The basis behind this method is the simple Rock Paper Scissors (RPS) game. If you are not familiar with the game, check this article.
The core idea behind the game is that no one strategy can win every time. Regardless of which "attack" you pick, you can either win or lose (or tie in the case of both players picking the same attack). Many game designs follow this pattern. This keeps players from finding one specific strategy which will win every time. It encourages players to play dynamically.
RPS will be used as an analogy for game play; however, my discussion will not be limited to the simple implementation of RPS game play. I will also consider how this can be modified to allow for more interesting play, and even how RPS is at the core of almost all games we play including sports like soccer, basketball, and American football.
Without any modifications, RPS already provides some interesting game play and can actually result in player strategies.
In an RPS system, a player must vary his attacks. If the player repeatedly picks rock as his attack, then the opponent will catch on and continually pick paper. The attacker will either lose interest in the game or realize that he must pick a different attack so that he doesn't lose every round.
Most strategies in competitive games provide “tradeoffs to the player”. StarCraft implemented the RPS system by giving each unit strengths and weaknesses. Players can defend against ground units by building defensive buildings like bunkers in the entrances to their base. However, attackers can overcome this strategy by attacking with flying units. Units such as Goliaths are effective against air units so they can help strengthen a base's defenses. Relying on just one kind of attack is not an effective strategy.

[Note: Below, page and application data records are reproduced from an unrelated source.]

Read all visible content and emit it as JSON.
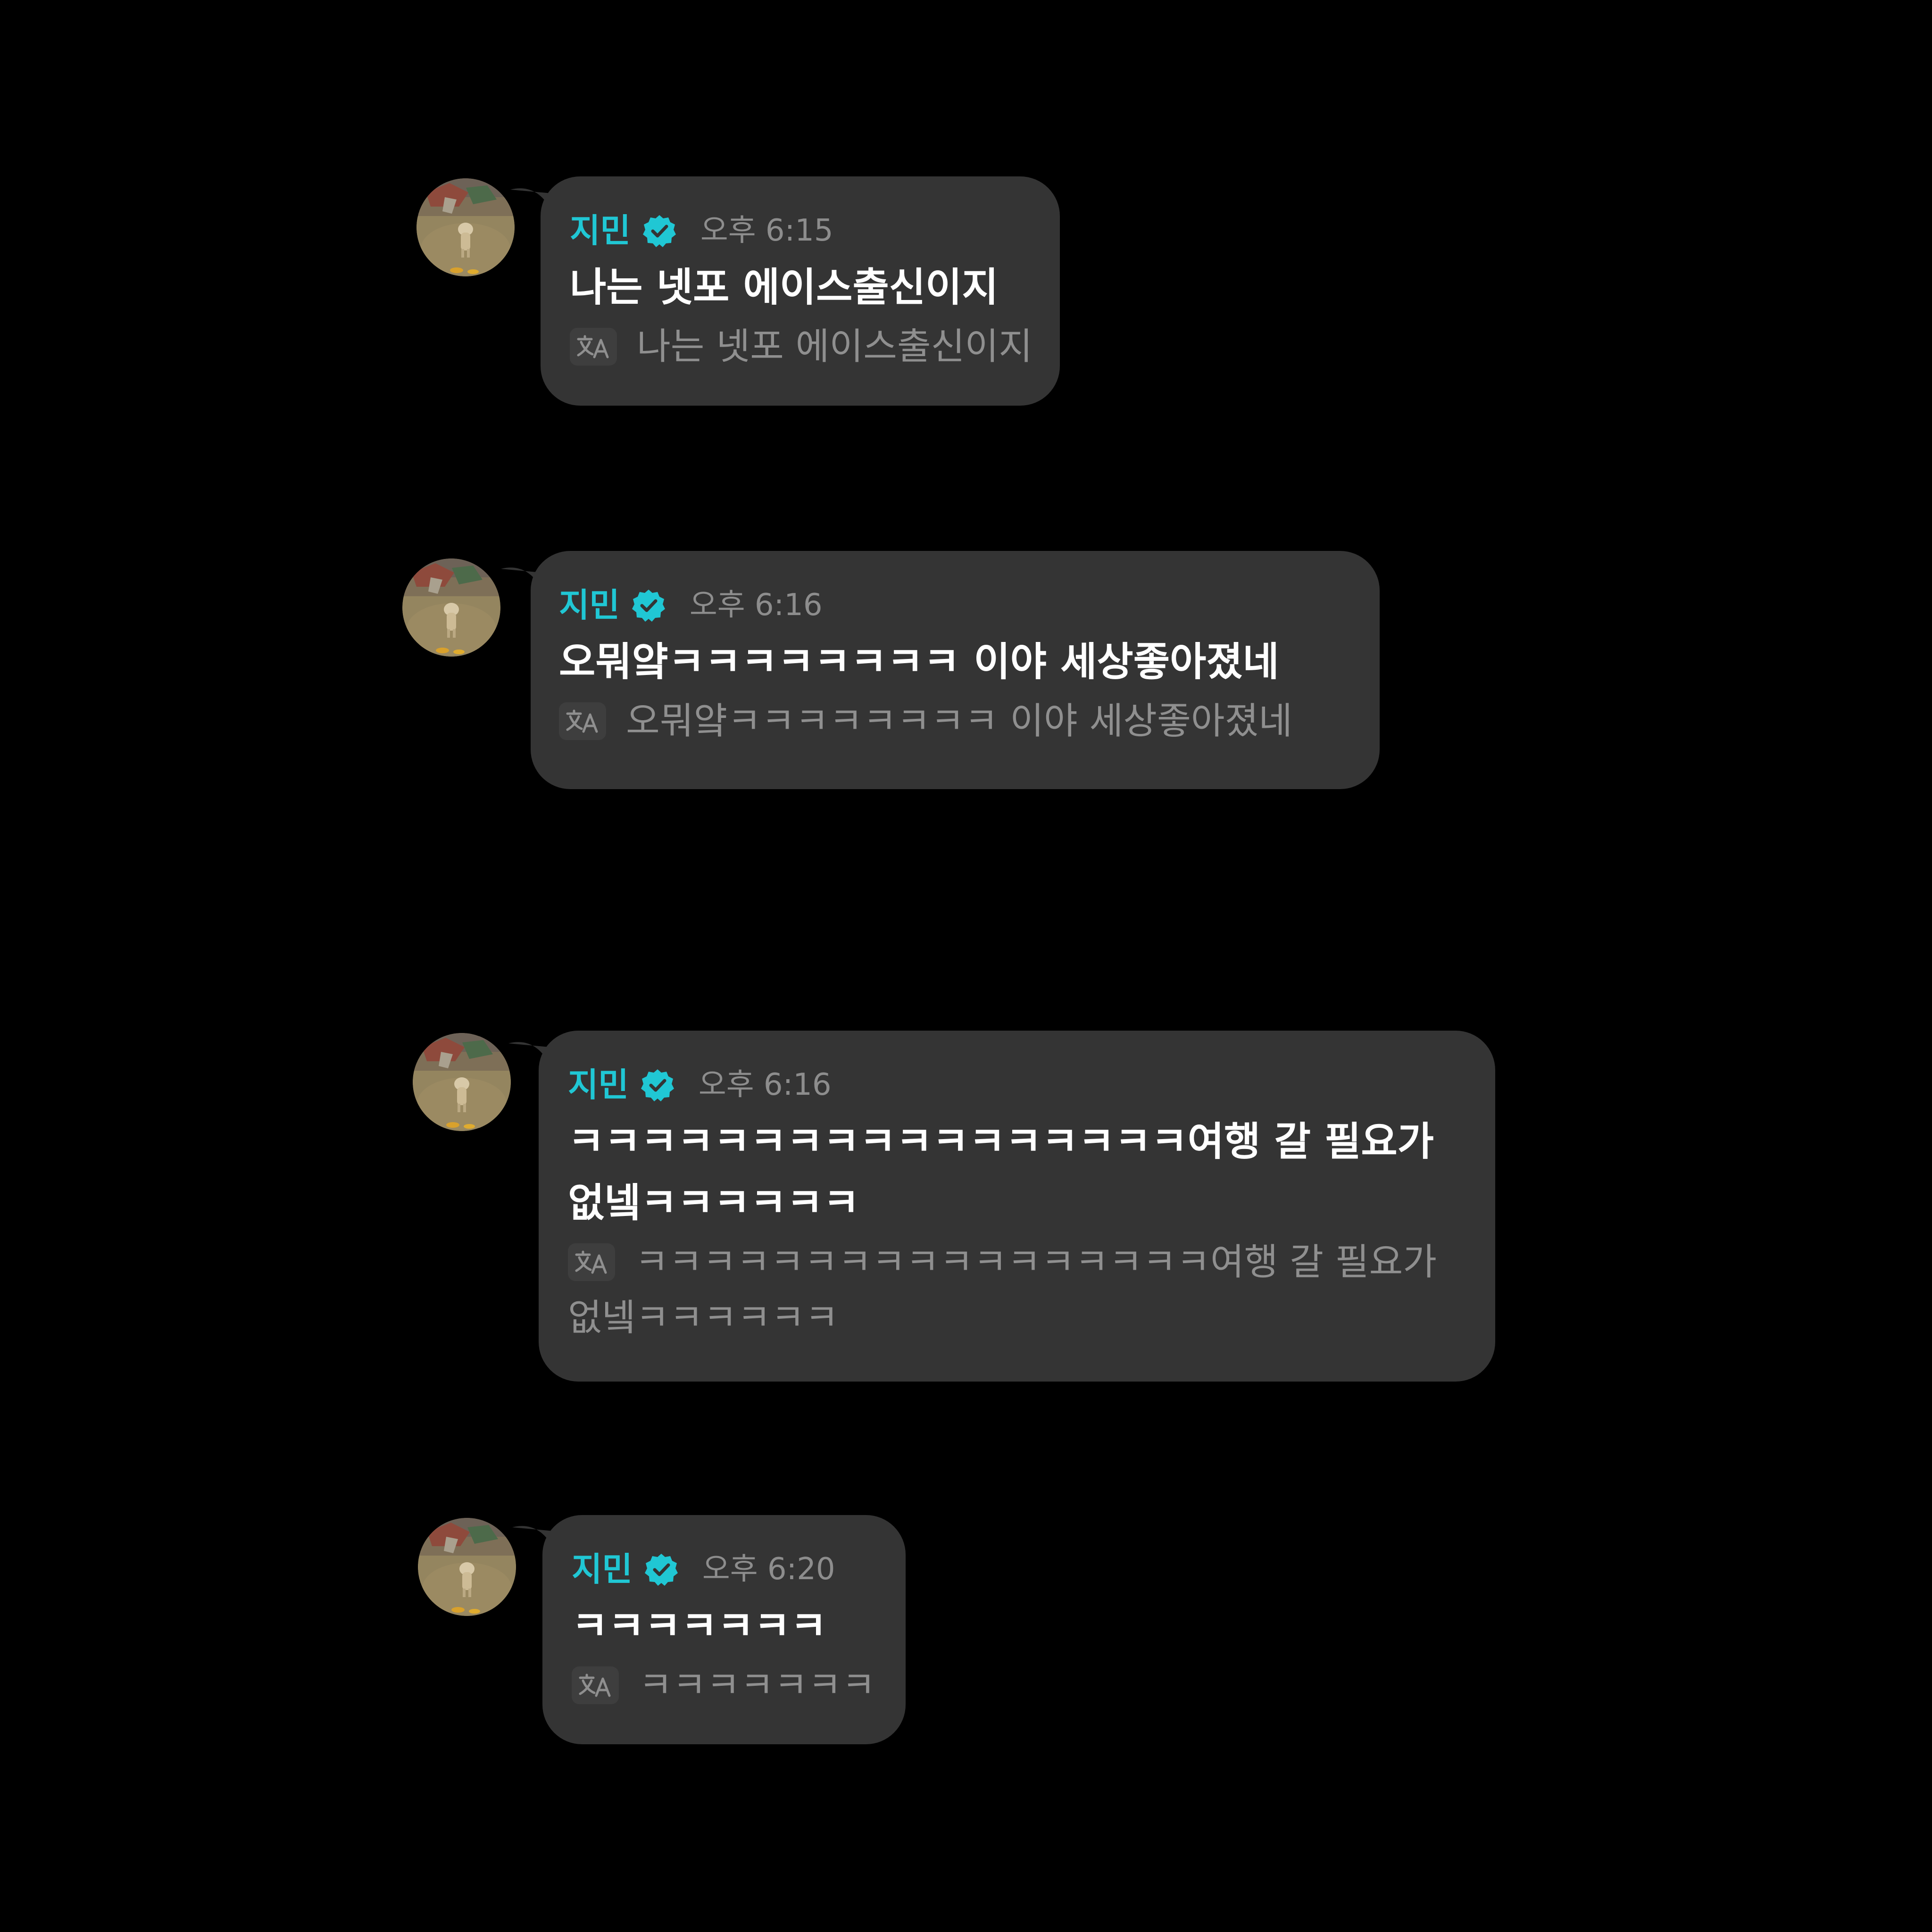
{
  "colors": {
    "background": "#000000",
    "bubble": "#343434",
    "sender_name": "#20c7d4",
    "verified_badge": "#20c7d4",
    "message_text": "#ffffff",
    "timestamp": "#8d8d8d",
    "translation_text": "#8f8f8f"
  },
  "messages": [
    {
      "sender": "지민",
      "verified_icon": "verified-badge-icon",
      "time": "오후 6:15",
      "text": "나는 넷포 에이스출신이지",
      "translation_icon": "translate-icon",
      "translation": "나는 넷포 에이스출신이지"
    },
    {
      "sender": "지민",
      "verified_icon": "verified-badge-icon",
      "time": "오후 6:16",
      "text": "오뭐얔ㅋㅋㅋㅋㅋㅋㅋㅋ 이야 세상좋아졌네",
      "translation_icon": "translate-icon",
      "translation": "오뭐얔ㅋㅋㅋㅋㅋㅋㅋㅋ 이야 세상좋아졌네"
    },
    {
      "sender": "지민",
      "verified_icon": "verified-badge-icon",
      "time": "오후 6:16",
      "text": "ㅋㅋㅋㅋㅋㅋㅋㅋㅋㅋㅋㅋㅋㅋㅋㅋㅋ여행 갈 필요가 없넼ㅋㅋㅋㅋㅋㅋ",
      "translation_icon": "translate-icon",
      "translation": "ㅋㅋㅋㅋㅋㅋㅋㅋㅋㅋㅋㅋㅋㅋㅋㅋㅋ여행 갈 필요가 없넼ㅋㅋㅋㅋㅋㅋ"
    },
    {
      "sender": "지민",
      "verified_icon": "verified-badge-icon",
      "time": "오후 6:20",
      "text": "ㅋㅋㅋㅋㅋㅋㅋ",
      "translation_icon": "translate-icon",
      "translation": "ㅋㅋㅋㅋㅋㅋㅋ"
    }
  ]
}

As indicated previously, prediction and "reading your opponent" are valuable strategies in RPS games. To predict, one must either be able to recognize a pattern or have some kind of indication of what the opponent will do.
This is the most valuable strategy when playing some games. When playing poker with experienced players everyone will know the rules, the value of their hand, and probabilities of winning given a particular hand. If all players have a "perfect understanding" of the rules and the cards are truly random then in the long run no player has any advantage over the other. At this point the game is not as much about making wise decisions with your cards as it is about reading your opponents and being able to bluff. The game becomes less about the cards and more about the players - and being able to predict what your player has planned will make you a better player.
A common attack in Street Fighter II is to attack by performing a strong kick in the air followed by a sweep (duck and strong kick). This is effective against beginners because it requires the defender to block the first attack while standing and the second while ducking. However, this common attack pattern is easily recognizable and players familiar with the game quickly learn to defend against it.